Stories like this one have come from all parts of the country, stories that serve to heal us and give us hope that this week, we live in a new kind of America — the kind of country that embraces all people equally. There are also stories that just feel good, like this one, from a friend of a friend who was at Grant Park in Chicago, where Obama made his acceptance speech:
It was totally amazing, but here's the moment of the night:

CNN was playing on the huge screens in the park. We watched as Wolf Blitzer called the states and the huge panel of pundits pronounced on whatever struck their fancy. Some time after Ohio was called, they turned the volume of the TVs down and shrunk the image of CNN to show pictures of the crowd that was present at Grant park. There was a whisper behind us that several networks had called the election for Obama. I was with a group of political scientists and since all of our phones were down and we could not confirm via the blogs and election maps that we've all become addicted to, we doubted. The crowd murmured and shifted.

Then, an unassuming skinny young white guy in a black hoodie came out onto the stage and said into the microphone, "Mic check 1, 2, 3. Mic check 1, 2. Mic check for the President Elect of the United States of America."

The crowd exploded.
The moment in Grant Park must have been the pinnacle of public euphoria, but since then, I know personally of many people who have had their own private moments of pure emotion. My own came on Wednesday afternoon. Still exhausted from a 14-hour day at the church (alright, and a full night of celebrating), I turned on the TV and caught a piece showing reactions to the election around the world. And there, just two days after Barack Obama's white grandmother had passed away in Hawaii, was Barack Obama's black grandmother, in Kenya. Sarah Obama's entire village was celebrating, as were young people in Greece, Israel, France, and even the children at Obama's childhood school in Indonesia. My girlfriend's friends from Canada and Australia called her this week to say that if they could have voted for Obama, they would have.

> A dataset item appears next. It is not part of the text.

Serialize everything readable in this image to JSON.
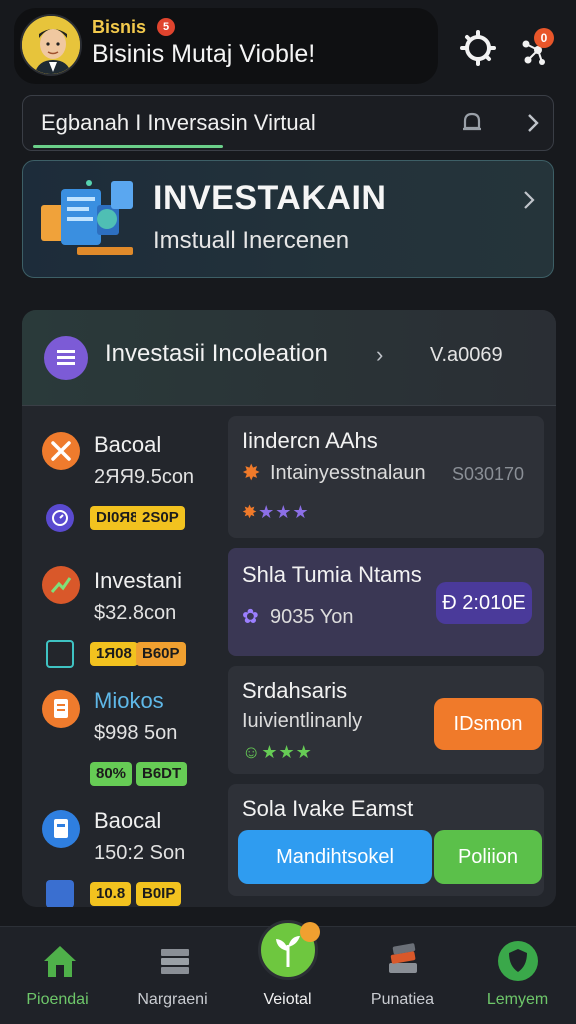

As I watched these scenes from around the world, the joy and relief overtook me, as it has so many people this week. Jesse Jackson Sr., whose tears were caught on camera at Grant Park Tuesday night, said that he cried for the happiness that Obama's accomplishment brought him, but also for the sad fact that Civil Rights-era people like Medgar Evers and Martin Luther King Jr.—the ones who made Barack Obama possible—weren't still alive to see this day.

Thank goodness for them, and all those who helped make Tuesday possible. Now there is much work to be done, and it will take many hands to rebuild this country. As our new president said himself: "to those Americans whose support I have yet to earn – I may not have won your vote, but I hear your voices, I need your help, and I will be your President too."

We have our country back, all of us. The change is palpable—it fills the spirit and brings a smile to faces all over the world. I like to think we owe it to people like the elderly black woman in James City County, Va., who on Tuesday mustered the courage to cast a vote for president for the first time in her life. We may live in the same country that we lived in on Monday, but because of people like her, today we live in a nation that is forever changed.